If I make from scratch I use colours that are within a harmony set and try to make a pleasing combination within the rules. I see gamut more like a Instagram filter kind of deal so tend not to use it but I guess I should too.

My issue however is despite having cool colours selected there is something about the mixing on the canvas that does not really work. I say this because I do the colour math for the mix and it is not what it should be so I am forced to correct the selection always or force the correct colour in the middle. Ussually the colours I end up with do not makes as much sense side by side.

Yeah, but what I meant was that there is no universal right way to choose colors, it’s kind of a personal thing, I think. But in a sense you are right, if you feel like some colors are “right”, other colors will feel “wrong”, I get it.

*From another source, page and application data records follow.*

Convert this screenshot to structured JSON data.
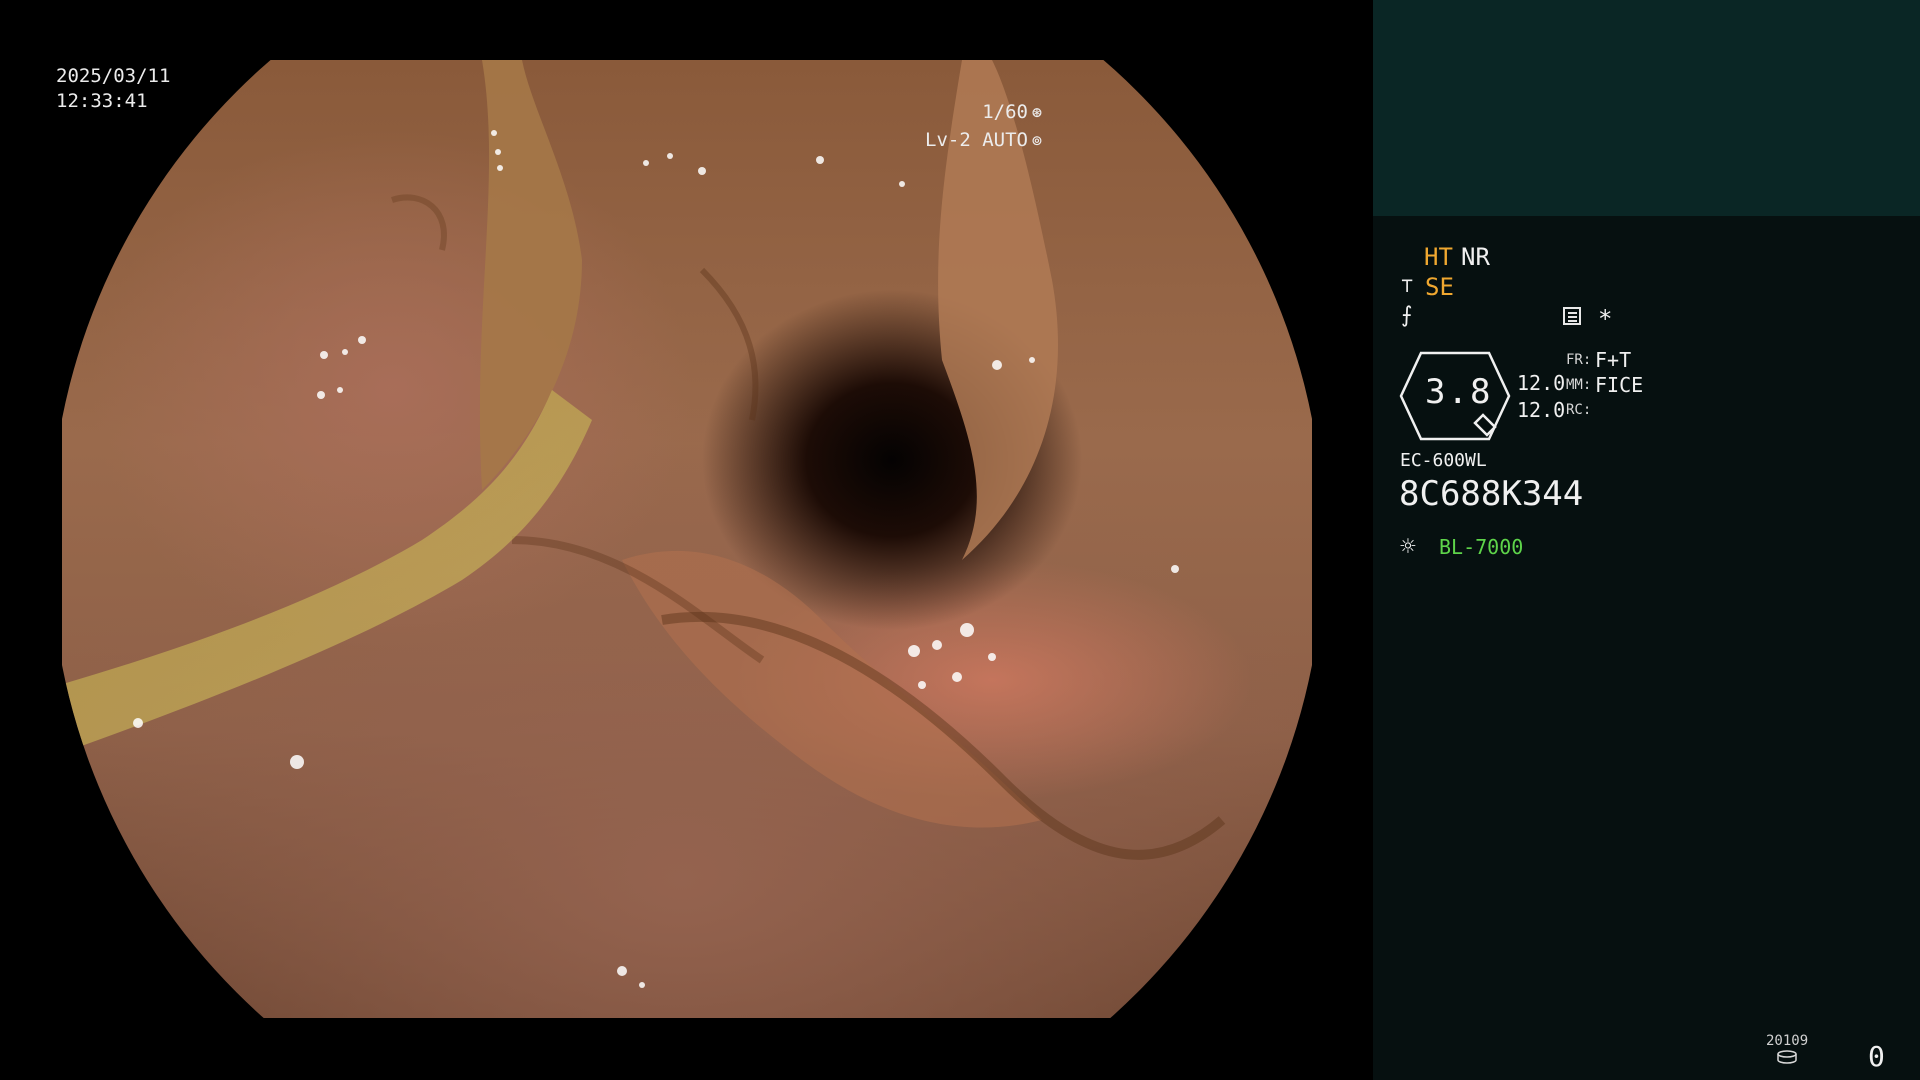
{
  "overlay": {
    "date": "2025/03/11",
    "time": "12:33:41",
    "shutter": "1/60",
    "shutter_icon": "aperture-icon",
    "level": "Lv-2 AUTO",
    "auto_icon": "iris-icon"
  },
  "panel": {
    "ht": "HT",
    "nr": "NR",
    "se": "SE",
    "se_icon": "enhance-icon",
    "flag_icon": "slash-icon",
    "menu_icon": "menu-icon",
    "star": "*",
    "zoom_value": "3.8",
    "zoom_a": "12.0",
    "zoom_b": "12.0",
    "fr_label": "FR:",
    "fr_value": "F+T",
    "mm_label": "MM:",
    "mm_value": "FICE",
    "rc_label": "RC:",
    "scope_model": "EC-600WL",
    "scope_serial": "8C688K344",
    "light_icon": "sun-icon",
    "light_source": "BL-7000",
    "counter_label": "20109",
    "disk_icon": "disk-icon",
    "counter_value": "0"
  },
  "colors": {
    "panel_top": "#0a2625",
    "panel_bg": "#061010",
    "orange": "#f0a830",
    "green": "#5ed44a"
  }
}
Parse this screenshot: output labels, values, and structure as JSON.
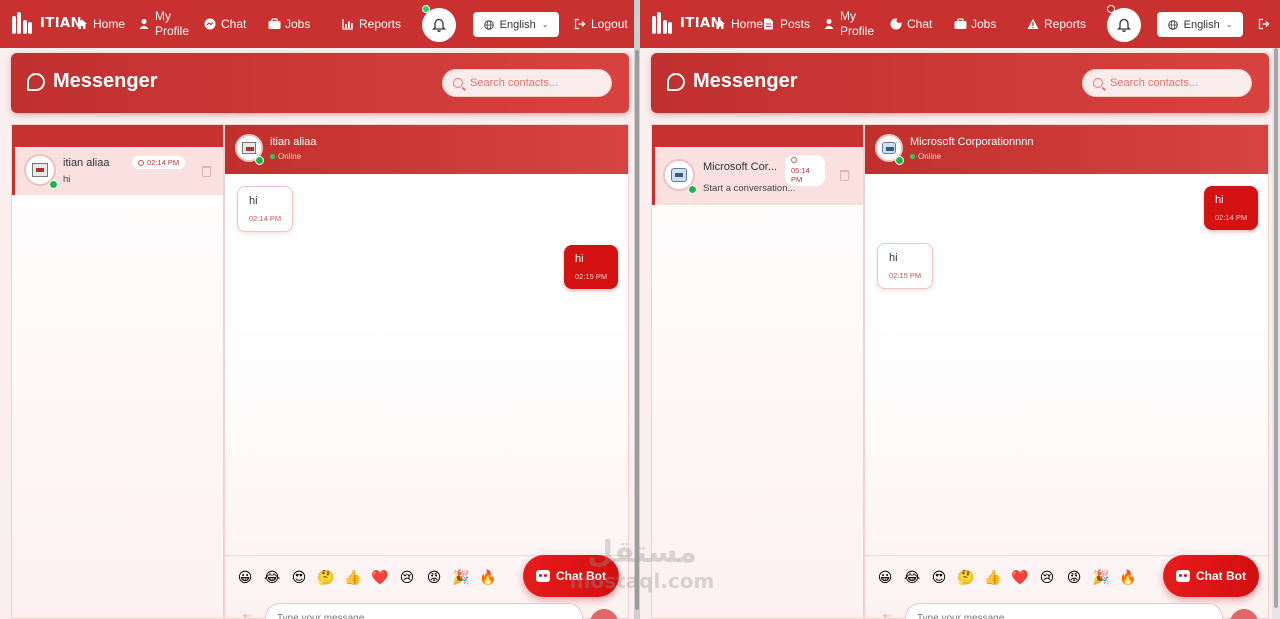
{
  "left": {
    "navbar": {
      "brand": "ITIAN",
      "items": [
        {
          "label": "Home",
          "icon": "home-icon"
        },
        {
          "label": "My Profile",
          "icon": "user-icon"
        },
        {
          "label": "Chat",
          "icon": "messenger-icon"
        },
        {
          "label": "Jobs",
          "icon": "briefcase-icon"
        },
        {
          "label": "Reports",
          "icon": "chart-icon"
        }
      ],
      "language": "English",
      "logout": "Logout"
    },
    "messenger": {
      "title": "Messenger",
      "search_placeholder": "Search contacts..."
    },
    "contact": {
      "name": "itian aliaa",
      "preview": "hi",
      "time": "02:14 PM"
    },
    "chat": {
      "name": "itian aliaa",
      "status": "Online",
      "messages": [
        {
          "direction": "in",
          "text": "hi",
          "time": "02:14 PM"
        },
        {
          "direction": "out",
          "text": "hi",
          "time": "02:15 PM"
        }
      ],
      "input_placeholder": "Type your message..."
    }
  },
  "right": {
    "navbar": {
      "brand": "ITIAN",
      "items": [
        {
          "label": "Home",
          "icon": "home-icon"
        },
        {
          "label": "Posts",
          "icon": "document-icon"
        },
        {
          "label": "My Profile",
          "icon": "user-icon"
        },
        {
          "label": "Chat",
          "icon": "messenger-icon"
        },
        {
          "label": "Jobs",
          "icon": "briefcase-icon"
        },
        {
          "label": "Reports",
          "icon": "warning-icon"
        }
      ],
      "language": "English"
    },
    "messenger": {
      "title": "Messenger",
      "search_placeholder": "Search contacts..."
    },
    "contact": {
      "name": "Microsoft Cor...",
      "preview": "Start a conversation...",
      "time": "05:14 PM"
    },
    "chat": {
      "name": "Microsoft Corporationnnn",
      "status": "Online",
      "messages": [
        {
          "direction": "out",
          "text": "hi",
          "time": "02:14 PM"
        },
        {
          "direction": "in",
          "text": "hi",
          "time": "02:15 PM"
        }
      ],
      "input_placeholder": "Type your message..."
    }
  },
  "emojis": [
    "😀",
    "😂",
    "😍",
    "🤔",
    "👍",
    "❤️",
    "😢",
    "😡",
    "🎉",
    "🔥"
  ],
  "chatbot_label": "Chat Bot",
  "watermark": {
    "arabic": "مستقل",
    "latin": "mostaql.com"
  },
  "colors": {
    "primary": "#c8312f",
    "bubble_out": "#d41212",
    "online": "#22b24c"
  }
}
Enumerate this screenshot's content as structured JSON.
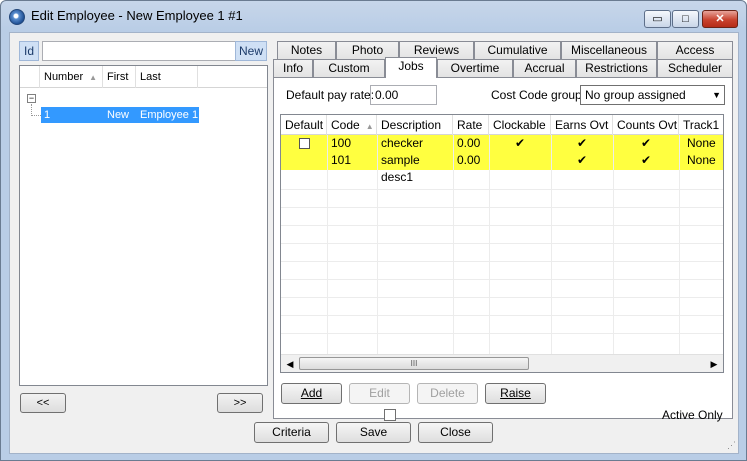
{
  "window": {
    "title": "Edit Employee - New Employee 1 #1",
    "controls": {
      "minimize": "▭",
      "maximize": "□",
      "close": "✕"
    }
  },
  "left_pane": {
    "id_label": "Id",
    "id_value": "",
    "new_button": "New",
    "columns": [
      "Number",
      "First",
      "Last"
    ],
    "tree": {
      "expander": "−",
      "rows": [
        {
          "number": "1",
          "first": "New",
          "last": "Employee 1"
        }
      ]
    },
    "prev_button": "<<",
    "next_button": ">>"
  },
  "tabs": {
    "row_back": [
      "Notes",
      "Photo",
      "Reviews",
      "Cumulative",
      "Miscellaneous",
      "Access"
    ],
    "row_front": [
      "Info",
      "Custom",
      "Jobs",
      "Overtime",
      "Accrual",
      "Restrictions",
      "Scheduler"
    ],
    "active": "Jobs"
  },
  "jobs": {
    "pay_rate_label": "Default pay rate:",
    "pay_rate_value": "0.00",
    "cost_code_label": "Cost Code group:",
    "cost_code_value": "No group assigned",
    "columns": [
      "Default",
      "Code",
      "Description",
      "Rate",
      "Clockable",
      "Earns Ovt",
      "Counts Ovt",
      "Track1"
    ],
    "rows": [
      {
        "default": "checkbox",
        "code": "100",
        "description": "checker",
        "rate": "0.00",
        "clockable": "✔",
        "earns_ovt": "✔",
        "counts_ovt": "✔",
        "track1": "None"
      },
      {
        "default": "",
        "code": "101",
        "description": "sample desc1",
        "rate": "0.00",
        "clockable": "",
        "earns_ovt": "✔",
        "counts_ovt": "✔",
        "track1": "None"
      }
    ],
    "row_highlight_color": "#ffff40",
    "scroll_thumb_glyph": "III",
    "buttons": {
      "add": "Add",
      "edit": "Edit",
      "delete": "Delete",
      "raise": "Raise"
    },
    "active_only_label": "Active Only",
    "active_only_checked": false
  },
  "footer": {
    "criteria": "Criteria",
    "save": "Save",
    "close": "Close"
  }
}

I agree, and don’t see colours as innately right or wrong; just down to preference, the colours you enjoy using in a particular painting. :+1:t2: